Purchasing a car can be a taxing and expensive ordeal. Many people often decide to go with second-hand car finance in order to get a car. Whilst it’s not as flashy as purchasing a brand-new car, second-hand car finance is a lot more affordable. I mean at the end of the day you have to see is car finance is worth it to make sure that you aren’t spending money on something you shouldn’t.
The options for where to go from here can often be confusing. This confusion often stems from a lack of transparency from the car dealer, but it is much simpler than it appears at first glance. Understanding the best way to finance your second-hand car is incredibly important to ensure that you’re getting the best deal. You could always self-finance and just buy the car outright, doing this will significantly drain your savings so unless you will have a significant amount left over for emergencies, it is often safer to go with a different method.
Credit rating can be very important for second-hand car finance as a good credit score will broaden your options. A credit score is simply a number used by banks and other institutions to represent how trustworthy you are, it is based on your credit history and includes various financial factors such as debts, payment history, public records and accounts. More information on credit and how to improve your score can be found here.
Types of second-hand car finance
Personal Contract Purchase: With a PCP you don’t actually own the car at the end of the agreement. You pay an initial deposit and several monthly payments, you have the option of fully purchasing the car at the end, but this requires another lump sum payment or a balloon payment as it is sometimes called. The Monthly payment is based on a number of factors including:
- Size of an initial payment
- Interest rate

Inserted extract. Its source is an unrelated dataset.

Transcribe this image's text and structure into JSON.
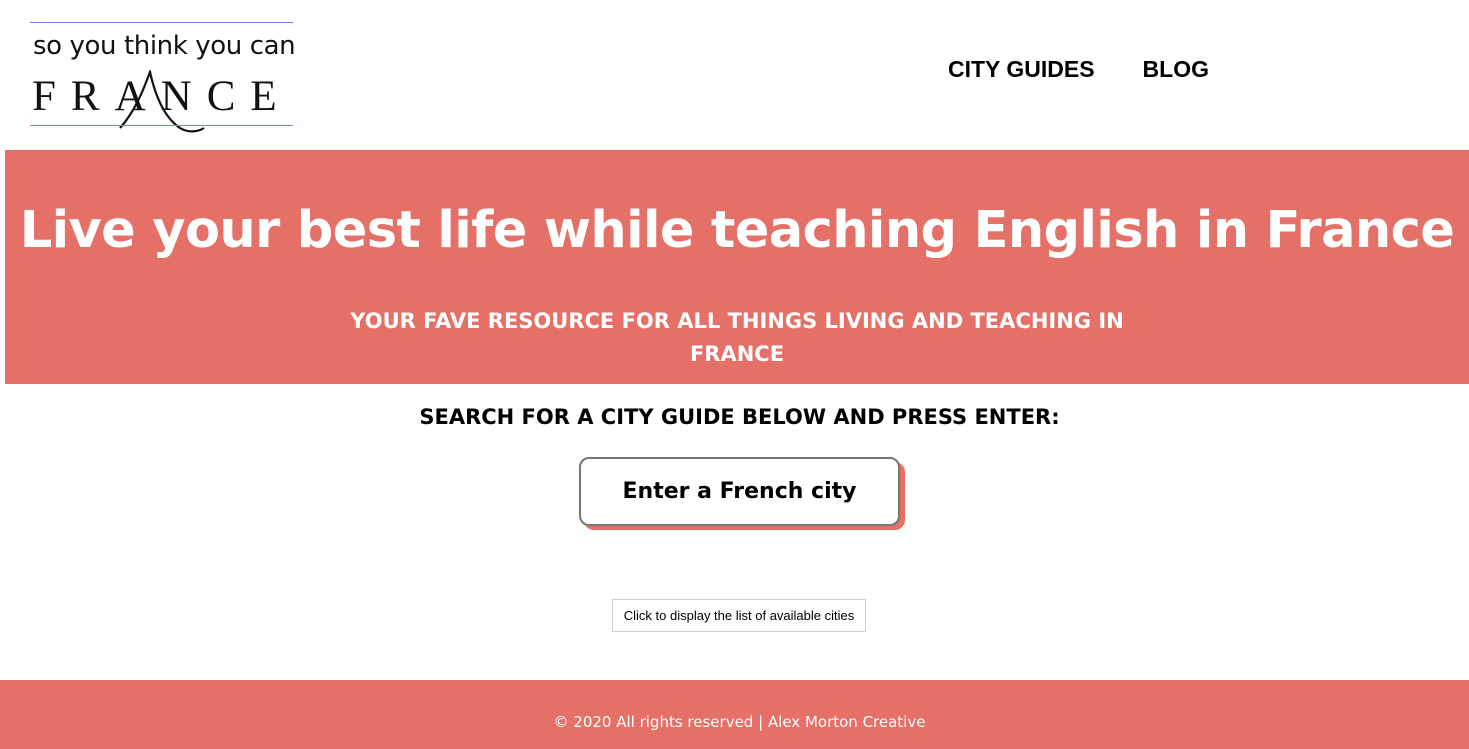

- The expected value of the car at the end of the agreement, Guaranteed Minimum Future Value. This will be considerably cheaper with second-hand cars.
The contract agreed upon with the dealer will usually include various conditions such as a maximum number of miles that can be driven, violation of these terms as well as damage to the car beyond basic wear and tear will result in fines. While this method can be significantly cheaper than Hire Purchase, the penalties that you can incur could negate these savings, additionally, you don’t actually own the car at the end which could be a good or a bad thing depending on your circumstances.
Hire Purchase is quite similar to PCP but with a few notable differences. You still pay an initial down payment followed up by multiple monthly payments, but there are no optional large payments at the end. Additionally, after the final payment, you own the car and don’t have to worry about any additional costs with the dealer and subsequently the contracts don’t include any additional stipulations like mileage. You have a lot of freedom for contract length and don’t have to worry about any fines during the agreement, but these can end up being significantly more expensive than other methods.
Leasing (or Personal Contract Hire) is a form of long-term car hire. Unlike Personal Contract Purchase you are not given an opportunity to outright purchase the car at the end of the agreement, however, you do get to rent the car for far longer. It comes with all the penalties and conditions of PCP. These contracts are also quite long so it’s important that you make sure you’ll be able to make all of the payments. You also need to pass a credit check before you can sign the agreement and you will be required to pay a few months in advance (normally 3). Service charges and car tax are included in the agreement so the only maintenance cost you’ll have to worry about is the fuel. Also, if you wish to end the contract early there is usually an extra cost. More information on leasing can be found here.
This cuts out a lot of the hassle as you purchase the car and own it right away and instead of repaying the dealer you repay the bank that gave you the loan. Owning the car right away gives you a lot of freedoms that other options don’t give you, you don’t have to worry about any penalties for mileage and damage, you can also sell the car later. However, you do need a good credit rating to be able to get the loan, additionally, your credit rating can be negatively affected by the loan itself. You also need to account for interest rates, which are affected by your credit rating and naturally differ between banks.
Conclusion on Used Car Finance
Second-hand car finance doesn’t need to be difficult. By carefully assessing your options and your income/credit you can find the right plan for you. There is no set way that works best for everyone, so it is important to make the right choice.